▼▼▼

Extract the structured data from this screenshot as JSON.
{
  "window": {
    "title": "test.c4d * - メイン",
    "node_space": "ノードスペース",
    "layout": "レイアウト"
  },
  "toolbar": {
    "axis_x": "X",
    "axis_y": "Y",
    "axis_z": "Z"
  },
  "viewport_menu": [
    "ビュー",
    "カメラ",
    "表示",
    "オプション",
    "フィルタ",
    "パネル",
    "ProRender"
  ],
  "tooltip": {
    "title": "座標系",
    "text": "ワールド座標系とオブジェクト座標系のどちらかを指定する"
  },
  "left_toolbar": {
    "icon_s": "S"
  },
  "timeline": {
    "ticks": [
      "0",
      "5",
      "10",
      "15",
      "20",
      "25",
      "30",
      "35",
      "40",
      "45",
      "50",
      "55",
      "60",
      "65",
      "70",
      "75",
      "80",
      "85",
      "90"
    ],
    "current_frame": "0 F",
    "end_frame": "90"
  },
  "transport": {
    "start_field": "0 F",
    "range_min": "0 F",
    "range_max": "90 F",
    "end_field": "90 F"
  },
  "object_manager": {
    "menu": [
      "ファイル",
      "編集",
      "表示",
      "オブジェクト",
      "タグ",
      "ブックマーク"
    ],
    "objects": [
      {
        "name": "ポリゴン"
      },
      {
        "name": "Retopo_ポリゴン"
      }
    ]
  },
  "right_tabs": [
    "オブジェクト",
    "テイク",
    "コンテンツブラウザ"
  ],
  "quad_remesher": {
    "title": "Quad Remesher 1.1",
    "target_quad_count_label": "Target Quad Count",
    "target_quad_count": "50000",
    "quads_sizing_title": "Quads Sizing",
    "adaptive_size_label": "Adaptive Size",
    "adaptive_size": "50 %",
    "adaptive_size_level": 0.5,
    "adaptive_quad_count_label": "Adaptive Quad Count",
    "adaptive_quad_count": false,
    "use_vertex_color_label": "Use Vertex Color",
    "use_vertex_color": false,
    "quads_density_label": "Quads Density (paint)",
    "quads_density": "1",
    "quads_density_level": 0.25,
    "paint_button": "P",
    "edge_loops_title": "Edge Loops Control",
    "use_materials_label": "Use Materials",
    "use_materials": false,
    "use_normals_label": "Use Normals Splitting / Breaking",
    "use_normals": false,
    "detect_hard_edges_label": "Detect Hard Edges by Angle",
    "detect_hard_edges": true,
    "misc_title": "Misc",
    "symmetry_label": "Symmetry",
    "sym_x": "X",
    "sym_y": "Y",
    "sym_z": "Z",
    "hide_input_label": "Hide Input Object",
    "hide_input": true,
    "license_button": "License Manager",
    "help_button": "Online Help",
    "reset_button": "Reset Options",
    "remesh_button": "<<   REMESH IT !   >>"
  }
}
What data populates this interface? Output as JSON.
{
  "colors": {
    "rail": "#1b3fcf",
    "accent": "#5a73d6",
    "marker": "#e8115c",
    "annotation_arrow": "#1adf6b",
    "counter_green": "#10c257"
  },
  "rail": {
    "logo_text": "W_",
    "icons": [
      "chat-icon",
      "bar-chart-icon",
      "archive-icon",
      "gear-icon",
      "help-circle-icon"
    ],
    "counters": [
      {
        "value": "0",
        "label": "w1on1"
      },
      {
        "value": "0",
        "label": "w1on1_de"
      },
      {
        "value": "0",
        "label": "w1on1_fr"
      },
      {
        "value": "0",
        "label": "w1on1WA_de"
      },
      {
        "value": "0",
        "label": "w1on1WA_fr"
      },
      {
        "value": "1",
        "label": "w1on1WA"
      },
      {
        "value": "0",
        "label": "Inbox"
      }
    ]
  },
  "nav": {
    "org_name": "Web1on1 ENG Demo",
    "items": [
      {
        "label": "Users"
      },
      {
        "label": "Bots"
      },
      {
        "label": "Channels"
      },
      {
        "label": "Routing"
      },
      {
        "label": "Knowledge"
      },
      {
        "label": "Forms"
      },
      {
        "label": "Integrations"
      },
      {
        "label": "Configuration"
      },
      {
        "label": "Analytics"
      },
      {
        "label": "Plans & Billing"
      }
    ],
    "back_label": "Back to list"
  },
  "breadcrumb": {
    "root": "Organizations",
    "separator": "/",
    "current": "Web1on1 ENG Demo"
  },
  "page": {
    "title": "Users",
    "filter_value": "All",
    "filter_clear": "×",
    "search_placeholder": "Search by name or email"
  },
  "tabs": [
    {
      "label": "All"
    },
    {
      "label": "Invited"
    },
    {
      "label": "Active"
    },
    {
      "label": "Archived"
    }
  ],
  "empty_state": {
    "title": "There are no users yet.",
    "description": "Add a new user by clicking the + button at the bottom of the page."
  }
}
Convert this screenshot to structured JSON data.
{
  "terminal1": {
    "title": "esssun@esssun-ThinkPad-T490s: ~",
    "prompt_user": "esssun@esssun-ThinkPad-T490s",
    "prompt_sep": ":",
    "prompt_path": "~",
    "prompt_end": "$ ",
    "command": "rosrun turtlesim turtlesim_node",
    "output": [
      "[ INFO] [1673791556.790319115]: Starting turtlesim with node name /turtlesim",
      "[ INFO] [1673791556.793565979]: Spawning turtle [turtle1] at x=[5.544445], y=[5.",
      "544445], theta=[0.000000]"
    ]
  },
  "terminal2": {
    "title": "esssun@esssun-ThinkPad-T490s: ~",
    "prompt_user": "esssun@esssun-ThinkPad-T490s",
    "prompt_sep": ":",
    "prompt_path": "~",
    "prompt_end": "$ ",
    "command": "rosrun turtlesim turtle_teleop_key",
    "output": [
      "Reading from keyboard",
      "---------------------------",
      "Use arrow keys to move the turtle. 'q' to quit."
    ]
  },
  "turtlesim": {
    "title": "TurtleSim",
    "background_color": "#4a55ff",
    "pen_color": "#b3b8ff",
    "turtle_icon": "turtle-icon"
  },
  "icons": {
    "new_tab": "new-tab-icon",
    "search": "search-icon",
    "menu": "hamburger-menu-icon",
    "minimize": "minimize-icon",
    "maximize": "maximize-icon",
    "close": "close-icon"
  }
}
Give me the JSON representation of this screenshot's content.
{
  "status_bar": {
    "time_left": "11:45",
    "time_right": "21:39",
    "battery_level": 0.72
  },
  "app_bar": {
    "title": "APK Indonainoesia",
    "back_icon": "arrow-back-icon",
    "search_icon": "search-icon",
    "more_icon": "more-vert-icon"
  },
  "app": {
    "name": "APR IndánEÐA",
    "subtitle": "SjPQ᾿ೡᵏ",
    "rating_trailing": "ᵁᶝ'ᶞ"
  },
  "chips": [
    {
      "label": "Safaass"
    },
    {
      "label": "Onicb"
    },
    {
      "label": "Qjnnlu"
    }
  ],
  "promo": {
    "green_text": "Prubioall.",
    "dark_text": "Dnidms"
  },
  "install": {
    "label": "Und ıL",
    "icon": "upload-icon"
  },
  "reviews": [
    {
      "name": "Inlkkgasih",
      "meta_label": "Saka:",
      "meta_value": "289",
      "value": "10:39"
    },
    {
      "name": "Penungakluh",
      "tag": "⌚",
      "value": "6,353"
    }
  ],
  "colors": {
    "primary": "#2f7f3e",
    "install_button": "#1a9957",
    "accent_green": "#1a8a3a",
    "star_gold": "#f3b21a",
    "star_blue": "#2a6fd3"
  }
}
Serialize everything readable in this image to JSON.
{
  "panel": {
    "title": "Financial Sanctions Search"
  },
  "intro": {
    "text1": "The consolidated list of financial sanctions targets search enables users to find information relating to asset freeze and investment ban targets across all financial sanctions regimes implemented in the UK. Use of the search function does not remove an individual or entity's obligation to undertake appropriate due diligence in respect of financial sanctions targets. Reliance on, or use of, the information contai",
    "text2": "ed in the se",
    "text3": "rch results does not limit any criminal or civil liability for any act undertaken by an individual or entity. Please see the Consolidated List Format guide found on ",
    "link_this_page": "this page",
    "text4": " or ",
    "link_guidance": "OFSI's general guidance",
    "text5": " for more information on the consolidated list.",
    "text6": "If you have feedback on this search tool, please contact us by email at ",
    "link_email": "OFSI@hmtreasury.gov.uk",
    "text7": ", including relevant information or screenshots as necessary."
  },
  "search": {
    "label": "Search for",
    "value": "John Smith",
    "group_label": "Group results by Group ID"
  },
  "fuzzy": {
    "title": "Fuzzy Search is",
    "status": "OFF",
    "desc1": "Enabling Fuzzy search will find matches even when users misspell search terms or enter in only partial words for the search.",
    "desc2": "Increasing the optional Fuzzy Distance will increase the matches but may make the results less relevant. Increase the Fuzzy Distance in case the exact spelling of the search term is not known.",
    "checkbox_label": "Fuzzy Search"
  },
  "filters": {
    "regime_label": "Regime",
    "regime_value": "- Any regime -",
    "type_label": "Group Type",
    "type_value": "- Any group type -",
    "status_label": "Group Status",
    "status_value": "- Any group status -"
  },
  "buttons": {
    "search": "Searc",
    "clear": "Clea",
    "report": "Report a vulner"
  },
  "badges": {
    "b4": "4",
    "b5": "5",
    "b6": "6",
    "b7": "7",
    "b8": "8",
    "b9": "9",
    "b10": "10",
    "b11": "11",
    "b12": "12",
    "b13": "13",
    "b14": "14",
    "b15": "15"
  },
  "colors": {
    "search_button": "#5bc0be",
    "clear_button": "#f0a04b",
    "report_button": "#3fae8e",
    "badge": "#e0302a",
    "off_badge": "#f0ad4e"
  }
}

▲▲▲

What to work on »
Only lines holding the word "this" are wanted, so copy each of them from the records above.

Exercise response »
Extract the structured data from this screenshot as JSON.
What data populates this interface? Output as JSON.
Convert this screenshot to structured JSON data.
Give me the JSON representation of this screenshot's content.
Serialize everything readable in this image to JSON.
    "link_this_page": "this page",
    "text6": "If you have feedback on this search tool, please contact us by email at ",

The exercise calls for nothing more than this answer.